### ASSIGNMENT
How many lines of these entries include the string "comportamental"? State the number alone.

### INFORMATION
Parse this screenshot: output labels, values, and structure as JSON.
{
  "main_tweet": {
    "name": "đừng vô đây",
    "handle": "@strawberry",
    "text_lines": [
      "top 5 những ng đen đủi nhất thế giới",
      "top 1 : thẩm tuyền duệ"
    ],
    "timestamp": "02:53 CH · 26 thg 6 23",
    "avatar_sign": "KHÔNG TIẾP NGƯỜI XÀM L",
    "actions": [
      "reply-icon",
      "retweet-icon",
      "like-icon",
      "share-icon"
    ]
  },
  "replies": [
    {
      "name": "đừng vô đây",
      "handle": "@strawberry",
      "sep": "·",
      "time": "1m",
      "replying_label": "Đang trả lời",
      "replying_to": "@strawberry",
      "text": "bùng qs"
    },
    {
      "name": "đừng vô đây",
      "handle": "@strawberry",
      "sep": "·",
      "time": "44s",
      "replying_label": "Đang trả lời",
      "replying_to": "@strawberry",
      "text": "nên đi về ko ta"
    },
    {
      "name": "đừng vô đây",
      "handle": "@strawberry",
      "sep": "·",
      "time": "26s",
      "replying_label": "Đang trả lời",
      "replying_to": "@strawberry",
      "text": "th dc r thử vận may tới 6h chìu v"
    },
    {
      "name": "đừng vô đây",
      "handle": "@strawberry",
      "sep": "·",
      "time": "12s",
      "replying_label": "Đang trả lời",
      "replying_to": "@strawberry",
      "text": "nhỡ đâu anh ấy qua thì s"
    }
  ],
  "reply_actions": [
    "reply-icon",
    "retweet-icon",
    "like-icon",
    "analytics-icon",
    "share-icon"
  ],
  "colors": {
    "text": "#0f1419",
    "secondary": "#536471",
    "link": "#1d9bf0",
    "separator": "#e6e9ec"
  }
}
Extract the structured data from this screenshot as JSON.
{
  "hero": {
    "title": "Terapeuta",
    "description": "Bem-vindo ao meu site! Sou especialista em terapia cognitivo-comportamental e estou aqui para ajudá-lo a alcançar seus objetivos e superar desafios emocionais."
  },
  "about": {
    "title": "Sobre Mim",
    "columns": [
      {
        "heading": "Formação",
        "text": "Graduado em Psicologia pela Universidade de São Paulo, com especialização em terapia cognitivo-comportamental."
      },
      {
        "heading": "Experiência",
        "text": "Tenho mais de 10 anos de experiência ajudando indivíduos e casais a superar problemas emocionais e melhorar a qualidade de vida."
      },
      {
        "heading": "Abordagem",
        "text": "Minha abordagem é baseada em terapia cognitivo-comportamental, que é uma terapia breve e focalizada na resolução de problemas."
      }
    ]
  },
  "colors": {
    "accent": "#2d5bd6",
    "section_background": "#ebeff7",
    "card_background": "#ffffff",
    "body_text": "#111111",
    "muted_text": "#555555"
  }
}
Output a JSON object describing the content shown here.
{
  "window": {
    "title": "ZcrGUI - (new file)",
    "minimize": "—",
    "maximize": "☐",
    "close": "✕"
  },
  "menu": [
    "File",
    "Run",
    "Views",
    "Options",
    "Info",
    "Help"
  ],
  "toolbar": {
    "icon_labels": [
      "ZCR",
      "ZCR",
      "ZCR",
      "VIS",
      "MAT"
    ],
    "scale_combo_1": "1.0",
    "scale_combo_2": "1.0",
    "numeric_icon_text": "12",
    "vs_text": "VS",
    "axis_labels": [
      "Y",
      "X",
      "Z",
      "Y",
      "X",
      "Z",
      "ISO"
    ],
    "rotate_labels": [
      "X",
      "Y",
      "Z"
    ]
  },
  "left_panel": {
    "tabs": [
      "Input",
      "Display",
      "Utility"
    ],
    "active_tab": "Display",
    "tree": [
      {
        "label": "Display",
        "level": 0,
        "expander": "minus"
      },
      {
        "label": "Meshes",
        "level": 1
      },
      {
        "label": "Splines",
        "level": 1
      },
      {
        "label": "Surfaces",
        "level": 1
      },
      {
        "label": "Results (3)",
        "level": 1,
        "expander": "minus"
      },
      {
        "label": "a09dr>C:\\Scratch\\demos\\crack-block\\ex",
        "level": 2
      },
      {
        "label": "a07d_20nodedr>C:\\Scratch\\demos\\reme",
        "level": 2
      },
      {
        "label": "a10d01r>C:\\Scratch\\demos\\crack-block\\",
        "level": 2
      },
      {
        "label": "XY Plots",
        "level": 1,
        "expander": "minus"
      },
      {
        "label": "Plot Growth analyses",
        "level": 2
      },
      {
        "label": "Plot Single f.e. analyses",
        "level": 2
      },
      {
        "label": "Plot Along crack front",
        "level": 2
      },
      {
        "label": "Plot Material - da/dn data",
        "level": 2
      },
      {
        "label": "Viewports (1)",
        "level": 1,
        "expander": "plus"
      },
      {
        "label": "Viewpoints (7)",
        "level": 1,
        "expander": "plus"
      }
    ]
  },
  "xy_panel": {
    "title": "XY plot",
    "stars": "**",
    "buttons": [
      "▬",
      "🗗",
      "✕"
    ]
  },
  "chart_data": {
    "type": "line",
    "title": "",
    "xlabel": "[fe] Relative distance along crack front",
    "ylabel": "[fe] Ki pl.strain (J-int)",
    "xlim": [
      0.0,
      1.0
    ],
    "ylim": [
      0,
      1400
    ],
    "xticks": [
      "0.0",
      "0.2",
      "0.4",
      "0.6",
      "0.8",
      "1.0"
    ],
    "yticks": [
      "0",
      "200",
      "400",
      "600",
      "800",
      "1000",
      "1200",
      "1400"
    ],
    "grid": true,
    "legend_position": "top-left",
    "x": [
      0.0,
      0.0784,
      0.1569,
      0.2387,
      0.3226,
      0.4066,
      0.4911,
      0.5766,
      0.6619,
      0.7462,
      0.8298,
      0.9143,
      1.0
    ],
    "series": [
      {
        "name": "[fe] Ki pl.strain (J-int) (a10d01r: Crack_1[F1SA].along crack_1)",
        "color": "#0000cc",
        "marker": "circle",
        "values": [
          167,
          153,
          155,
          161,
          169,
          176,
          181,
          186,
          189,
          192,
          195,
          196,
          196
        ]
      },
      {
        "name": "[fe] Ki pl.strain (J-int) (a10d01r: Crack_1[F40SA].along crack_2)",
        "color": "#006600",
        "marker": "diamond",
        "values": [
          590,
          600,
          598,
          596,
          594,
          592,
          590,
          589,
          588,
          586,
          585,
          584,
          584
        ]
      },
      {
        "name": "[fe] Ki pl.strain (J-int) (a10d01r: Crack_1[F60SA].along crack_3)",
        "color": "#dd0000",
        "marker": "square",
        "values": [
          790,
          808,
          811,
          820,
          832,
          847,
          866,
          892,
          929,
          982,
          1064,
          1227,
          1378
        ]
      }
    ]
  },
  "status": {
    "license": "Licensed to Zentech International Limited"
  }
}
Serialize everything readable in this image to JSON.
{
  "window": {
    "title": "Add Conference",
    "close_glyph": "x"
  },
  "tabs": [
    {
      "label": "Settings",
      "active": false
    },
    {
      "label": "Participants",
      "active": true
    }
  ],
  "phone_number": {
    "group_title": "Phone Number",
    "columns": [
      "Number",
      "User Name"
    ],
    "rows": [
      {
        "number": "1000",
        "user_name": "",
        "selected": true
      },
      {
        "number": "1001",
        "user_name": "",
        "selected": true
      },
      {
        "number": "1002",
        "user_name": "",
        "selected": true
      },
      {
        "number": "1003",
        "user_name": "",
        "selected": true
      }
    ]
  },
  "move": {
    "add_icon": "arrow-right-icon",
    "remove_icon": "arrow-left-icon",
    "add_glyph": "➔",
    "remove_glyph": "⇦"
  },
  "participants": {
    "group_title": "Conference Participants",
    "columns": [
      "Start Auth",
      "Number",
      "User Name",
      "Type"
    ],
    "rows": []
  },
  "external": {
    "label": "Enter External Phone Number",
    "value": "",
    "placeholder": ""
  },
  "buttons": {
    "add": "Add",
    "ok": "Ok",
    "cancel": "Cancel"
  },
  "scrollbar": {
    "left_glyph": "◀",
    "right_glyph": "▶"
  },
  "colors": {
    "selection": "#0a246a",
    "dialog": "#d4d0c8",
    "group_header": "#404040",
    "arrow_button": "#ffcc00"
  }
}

### ANSWER FOR THIS EXERCISE
3